Element data from apps and pages
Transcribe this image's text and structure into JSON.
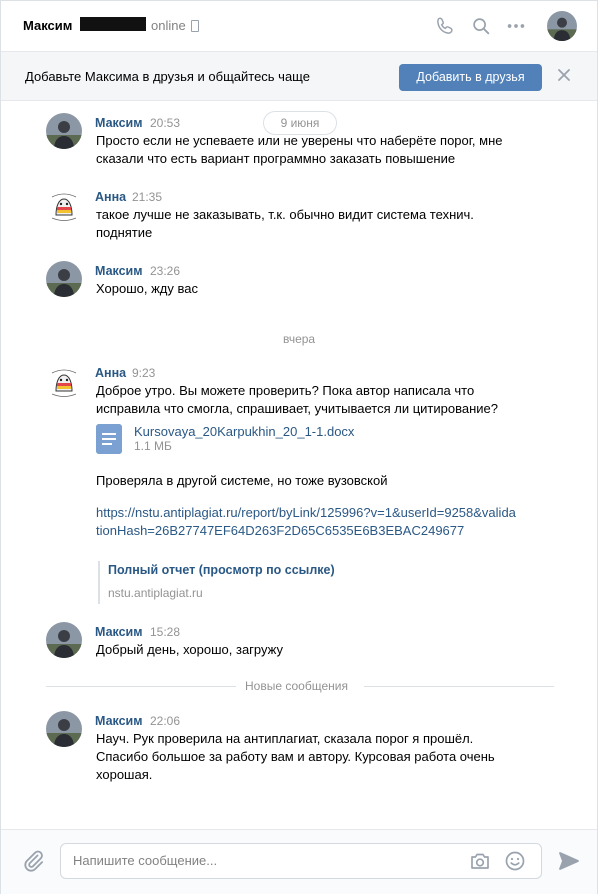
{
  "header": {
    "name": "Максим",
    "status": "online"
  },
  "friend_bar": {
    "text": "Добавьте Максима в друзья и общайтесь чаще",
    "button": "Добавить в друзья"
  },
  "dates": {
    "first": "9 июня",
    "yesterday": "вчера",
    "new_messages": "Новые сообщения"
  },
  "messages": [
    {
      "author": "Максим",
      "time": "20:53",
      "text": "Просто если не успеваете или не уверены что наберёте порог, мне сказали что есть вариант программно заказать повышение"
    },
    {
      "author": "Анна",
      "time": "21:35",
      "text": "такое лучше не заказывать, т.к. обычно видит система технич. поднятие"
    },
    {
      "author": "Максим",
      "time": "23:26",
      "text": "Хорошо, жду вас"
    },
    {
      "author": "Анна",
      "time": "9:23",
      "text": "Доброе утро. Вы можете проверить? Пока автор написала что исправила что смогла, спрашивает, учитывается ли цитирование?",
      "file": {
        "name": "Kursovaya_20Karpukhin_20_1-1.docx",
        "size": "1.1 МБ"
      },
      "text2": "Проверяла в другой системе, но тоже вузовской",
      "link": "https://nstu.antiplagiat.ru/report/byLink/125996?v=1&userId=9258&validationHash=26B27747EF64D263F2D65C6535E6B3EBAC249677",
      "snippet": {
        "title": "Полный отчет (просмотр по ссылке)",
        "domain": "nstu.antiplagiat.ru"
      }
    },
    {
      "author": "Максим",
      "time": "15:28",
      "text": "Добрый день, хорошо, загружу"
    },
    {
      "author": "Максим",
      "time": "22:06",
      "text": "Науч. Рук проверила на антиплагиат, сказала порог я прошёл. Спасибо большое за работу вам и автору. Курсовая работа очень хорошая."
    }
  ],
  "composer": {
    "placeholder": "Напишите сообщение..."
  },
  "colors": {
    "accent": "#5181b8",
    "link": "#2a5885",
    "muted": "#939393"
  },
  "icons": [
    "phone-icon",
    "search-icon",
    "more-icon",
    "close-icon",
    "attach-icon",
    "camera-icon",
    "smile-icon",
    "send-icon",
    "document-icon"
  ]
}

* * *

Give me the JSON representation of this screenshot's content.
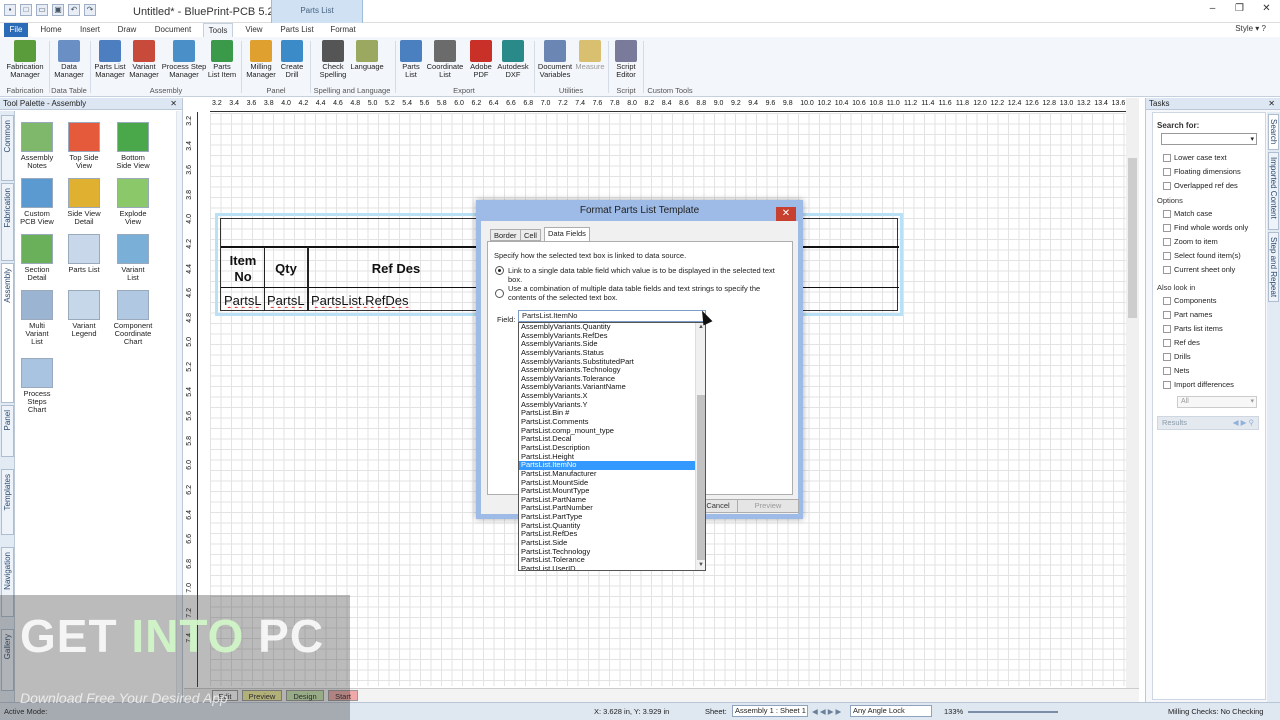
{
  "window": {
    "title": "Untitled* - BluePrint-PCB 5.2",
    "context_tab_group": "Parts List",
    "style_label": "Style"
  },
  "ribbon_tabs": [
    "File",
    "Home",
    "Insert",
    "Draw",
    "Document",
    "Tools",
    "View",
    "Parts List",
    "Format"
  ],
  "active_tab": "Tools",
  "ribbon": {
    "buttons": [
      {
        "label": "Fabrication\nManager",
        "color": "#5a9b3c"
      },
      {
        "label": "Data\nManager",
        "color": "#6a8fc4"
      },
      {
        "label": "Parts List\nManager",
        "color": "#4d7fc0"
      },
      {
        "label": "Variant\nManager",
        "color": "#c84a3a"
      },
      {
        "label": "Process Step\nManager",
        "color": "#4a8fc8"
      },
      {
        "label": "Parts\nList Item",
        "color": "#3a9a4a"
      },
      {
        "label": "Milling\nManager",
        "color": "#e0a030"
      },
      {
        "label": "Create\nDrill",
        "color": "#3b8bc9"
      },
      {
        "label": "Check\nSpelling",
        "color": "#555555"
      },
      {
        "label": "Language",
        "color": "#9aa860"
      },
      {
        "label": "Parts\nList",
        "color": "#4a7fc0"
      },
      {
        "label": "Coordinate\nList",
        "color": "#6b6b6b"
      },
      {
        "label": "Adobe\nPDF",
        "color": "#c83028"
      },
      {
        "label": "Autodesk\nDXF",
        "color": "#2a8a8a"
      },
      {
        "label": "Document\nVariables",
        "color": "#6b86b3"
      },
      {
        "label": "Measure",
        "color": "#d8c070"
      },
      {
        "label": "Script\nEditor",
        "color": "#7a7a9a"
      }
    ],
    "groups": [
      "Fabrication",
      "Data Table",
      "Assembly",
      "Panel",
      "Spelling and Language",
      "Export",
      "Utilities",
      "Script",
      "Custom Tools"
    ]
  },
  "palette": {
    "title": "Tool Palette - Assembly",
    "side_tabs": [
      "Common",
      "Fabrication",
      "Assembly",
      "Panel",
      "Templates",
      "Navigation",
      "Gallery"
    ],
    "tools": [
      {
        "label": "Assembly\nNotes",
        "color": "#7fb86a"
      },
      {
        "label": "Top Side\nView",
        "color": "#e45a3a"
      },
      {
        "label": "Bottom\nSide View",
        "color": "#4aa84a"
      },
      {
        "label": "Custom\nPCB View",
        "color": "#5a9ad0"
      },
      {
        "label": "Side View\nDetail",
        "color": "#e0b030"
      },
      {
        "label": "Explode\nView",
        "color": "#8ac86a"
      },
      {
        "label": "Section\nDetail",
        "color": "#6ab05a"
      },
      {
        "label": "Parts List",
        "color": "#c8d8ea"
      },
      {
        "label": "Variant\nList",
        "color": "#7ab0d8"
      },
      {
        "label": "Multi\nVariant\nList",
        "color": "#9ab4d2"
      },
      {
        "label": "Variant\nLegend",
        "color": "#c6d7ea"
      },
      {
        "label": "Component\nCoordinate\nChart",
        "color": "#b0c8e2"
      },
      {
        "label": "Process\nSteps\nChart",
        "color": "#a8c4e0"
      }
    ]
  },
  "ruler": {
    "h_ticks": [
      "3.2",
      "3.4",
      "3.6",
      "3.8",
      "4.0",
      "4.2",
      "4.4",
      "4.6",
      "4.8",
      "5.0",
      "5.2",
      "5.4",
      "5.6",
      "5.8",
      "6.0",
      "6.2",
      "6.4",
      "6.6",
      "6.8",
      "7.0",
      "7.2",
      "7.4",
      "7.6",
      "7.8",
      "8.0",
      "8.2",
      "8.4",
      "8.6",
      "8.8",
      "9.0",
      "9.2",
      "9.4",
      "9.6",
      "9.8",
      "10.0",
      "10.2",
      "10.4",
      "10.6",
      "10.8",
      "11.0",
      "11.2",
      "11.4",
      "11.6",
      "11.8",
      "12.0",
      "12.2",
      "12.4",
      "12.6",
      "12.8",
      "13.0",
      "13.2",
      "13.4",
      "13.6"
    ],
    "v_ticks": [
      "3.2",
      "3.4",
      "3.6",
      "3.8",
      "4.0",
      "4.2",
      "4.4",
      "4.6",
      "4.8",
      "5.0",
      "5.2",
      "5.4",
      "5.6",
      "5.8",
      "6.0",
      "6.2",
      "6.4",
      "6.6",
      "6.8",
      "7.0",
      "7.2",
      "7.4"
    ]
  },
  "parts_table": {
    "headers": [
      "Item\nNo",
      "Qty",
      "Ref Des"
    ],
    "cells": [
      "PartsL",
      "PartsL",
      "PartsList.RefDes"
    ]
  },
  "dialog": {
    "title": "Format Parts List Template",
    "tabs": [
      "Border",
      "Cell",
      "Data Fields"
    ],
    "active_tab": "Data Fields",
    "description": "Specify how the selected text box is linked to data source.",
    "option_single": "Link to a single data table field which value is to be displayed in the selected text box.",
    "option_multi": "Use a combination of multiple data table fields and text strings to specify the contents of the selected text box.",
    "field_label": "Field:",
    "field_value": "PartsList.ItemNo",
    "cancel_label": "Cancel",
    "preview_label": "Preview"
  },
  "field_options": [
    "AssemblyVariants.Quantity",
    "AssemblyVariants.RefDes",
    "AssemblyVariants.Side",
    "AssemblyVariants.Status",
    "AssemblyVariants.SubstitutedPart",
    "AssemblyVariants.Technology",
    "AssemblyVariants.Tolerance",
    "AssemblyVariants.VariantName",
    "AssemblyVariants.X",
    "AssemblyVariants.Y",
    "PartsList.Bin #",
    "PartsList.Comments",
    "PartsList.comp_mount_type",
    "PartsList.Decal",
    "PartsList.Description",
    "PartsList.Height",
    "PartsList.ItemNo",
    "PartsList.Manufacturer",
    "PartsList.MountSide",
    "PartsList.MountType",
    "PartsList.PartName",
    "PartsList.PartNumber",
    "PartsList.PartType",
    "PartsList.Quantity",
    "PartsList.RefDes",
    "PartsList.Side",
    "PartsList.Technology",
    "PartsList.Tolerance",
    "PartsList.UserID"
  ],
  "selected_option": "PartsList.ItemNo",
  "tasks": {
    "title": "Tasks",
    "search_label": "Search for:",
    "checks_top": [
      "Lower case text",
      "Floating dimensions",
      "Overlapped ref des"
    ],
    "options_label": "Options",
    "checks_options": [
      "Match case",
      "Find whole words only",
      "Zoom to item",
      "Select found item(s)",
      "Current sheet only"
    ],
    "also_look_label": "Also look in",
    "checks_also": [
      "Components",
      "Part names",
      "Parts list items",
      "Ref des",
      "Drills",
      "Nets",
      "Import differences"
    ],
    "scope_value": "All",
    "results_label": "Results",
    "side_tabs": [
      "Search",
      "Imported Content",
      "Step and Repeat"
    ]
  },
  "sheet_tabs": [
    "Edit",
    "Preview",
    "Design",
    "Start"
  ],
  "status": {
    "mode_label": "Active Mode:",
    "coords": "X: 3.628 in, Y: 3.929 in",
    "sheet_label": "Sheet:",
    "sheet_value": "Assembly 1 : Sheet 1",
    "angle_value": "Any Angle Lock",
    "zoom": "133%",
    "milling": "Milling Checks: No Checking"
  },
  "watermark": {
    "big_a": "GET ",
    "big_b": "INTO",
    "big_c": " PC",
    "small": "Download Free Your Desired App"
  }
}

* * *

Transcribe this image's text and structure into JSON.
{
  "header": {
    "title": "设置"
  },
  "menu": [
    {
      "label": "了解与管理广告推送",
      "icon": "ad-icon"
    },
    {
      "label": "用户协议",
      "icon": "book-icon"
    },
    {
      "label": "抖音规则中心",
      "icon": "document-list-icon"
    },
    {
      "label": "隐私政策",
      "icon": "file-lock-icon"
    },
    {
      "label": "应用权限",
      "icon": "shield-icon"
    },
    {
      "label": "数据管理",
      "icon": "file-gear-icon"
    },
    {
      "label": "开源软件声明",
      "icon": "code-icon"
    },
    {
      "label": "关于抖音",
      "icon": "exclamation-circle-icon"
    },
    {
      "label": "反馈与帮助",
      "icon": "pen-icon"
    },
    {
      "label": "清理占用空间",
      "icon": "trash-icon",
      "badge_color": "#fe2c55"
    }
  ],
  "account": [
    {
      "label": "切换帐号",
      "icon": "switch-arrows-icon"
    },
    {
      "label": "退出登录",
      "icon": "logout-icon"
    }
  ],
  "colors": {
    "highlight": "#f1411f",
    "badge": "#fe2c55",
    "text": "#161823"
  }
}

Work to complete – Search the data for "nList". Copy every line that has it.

Response –
        "label": "Parts\nList Item",
        "label": "Parts\nList",
        "label": "Coordinate\nList",
        "label": "Variant\nList",
        "label": "Multi\nVariant\nList",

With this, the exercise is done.